■ **Dataset rows for apps and sites**
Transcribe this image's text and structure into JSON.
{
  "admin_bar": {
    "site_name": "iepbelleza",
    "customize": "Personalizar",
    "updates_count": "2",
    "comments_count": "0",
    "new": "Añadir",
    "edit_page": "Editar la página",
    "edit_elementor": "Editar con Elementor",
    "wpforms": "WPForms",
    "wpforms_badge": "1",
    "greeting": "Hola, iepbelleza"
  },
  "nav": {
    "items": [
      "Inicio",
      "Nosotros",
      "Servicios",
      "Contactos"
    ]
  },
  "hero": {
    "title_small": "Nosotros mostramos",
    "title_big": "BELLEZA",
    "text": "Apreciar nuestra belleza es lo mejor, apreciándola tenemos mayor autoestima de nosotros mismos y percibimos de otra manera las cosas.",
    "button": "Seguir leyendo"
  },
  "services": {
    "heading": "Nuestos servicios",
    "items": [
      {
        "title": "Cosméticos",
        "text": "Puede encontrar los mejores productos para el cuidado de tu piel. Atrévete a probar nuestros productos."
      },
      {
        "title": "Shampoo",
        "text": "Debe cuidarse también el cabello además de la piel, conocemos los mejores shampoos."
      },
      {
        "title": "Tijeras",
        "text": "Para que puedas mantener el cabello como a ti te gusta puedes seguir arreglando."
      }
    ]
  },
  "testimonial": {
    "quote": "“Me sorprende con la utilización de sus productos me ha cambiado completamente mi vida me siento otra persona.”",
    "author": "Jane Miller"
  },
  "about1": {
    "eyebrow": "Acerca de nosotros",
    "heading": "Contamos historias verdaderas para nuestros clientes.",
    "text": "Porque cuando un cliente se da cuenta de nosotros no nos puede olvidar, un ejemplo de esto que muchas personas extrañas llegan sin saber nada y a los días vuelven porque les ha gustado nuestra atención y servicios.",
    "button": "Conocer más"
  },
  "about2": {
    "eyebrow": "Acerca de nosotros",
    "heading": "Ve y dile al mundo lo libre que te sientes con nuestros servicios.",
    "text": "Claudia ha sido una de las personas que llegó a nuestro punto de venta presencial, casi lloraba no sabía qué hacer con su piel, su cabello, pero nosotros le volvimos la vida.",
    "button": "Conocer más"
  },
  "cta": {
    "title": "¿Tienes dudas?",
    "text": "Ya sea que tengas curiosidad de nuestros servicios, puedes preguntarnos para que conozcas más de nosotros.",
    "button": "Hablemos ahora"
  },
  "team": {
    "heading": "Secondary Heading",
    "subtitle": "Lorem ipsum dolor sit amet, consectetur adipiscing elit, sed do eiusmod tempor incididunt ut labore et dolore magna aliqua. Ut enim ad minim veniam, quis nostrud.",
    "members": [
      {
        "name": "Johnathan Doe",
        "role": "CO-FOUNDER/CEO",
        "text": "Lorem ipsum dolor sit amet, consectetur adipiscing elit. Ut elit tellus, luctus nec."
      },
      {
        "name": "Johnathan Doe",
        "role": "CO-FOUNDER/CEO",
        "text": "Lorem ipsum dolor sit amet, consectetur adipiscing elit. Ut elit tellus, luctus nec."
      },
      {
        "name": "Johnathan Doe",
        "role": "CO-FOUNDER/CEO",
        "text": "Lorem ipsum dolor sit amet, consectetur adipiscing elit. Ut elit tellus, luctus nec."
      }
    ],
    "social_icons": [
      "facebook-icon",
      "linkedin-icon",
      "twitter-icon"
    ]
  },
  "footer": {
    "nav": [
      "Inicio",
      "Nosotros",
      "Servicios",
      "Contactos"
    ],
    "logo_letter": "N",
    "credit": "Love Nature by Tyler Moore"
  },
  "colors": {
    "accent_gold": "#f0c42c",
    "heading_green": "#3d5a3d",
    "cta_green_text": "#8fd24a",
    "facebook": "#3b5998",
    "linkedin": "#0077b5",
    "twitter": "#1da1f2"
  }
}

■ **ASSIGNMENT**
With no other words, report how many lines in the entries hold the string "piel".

■ **ANSWER TO THE EXERCISE**
3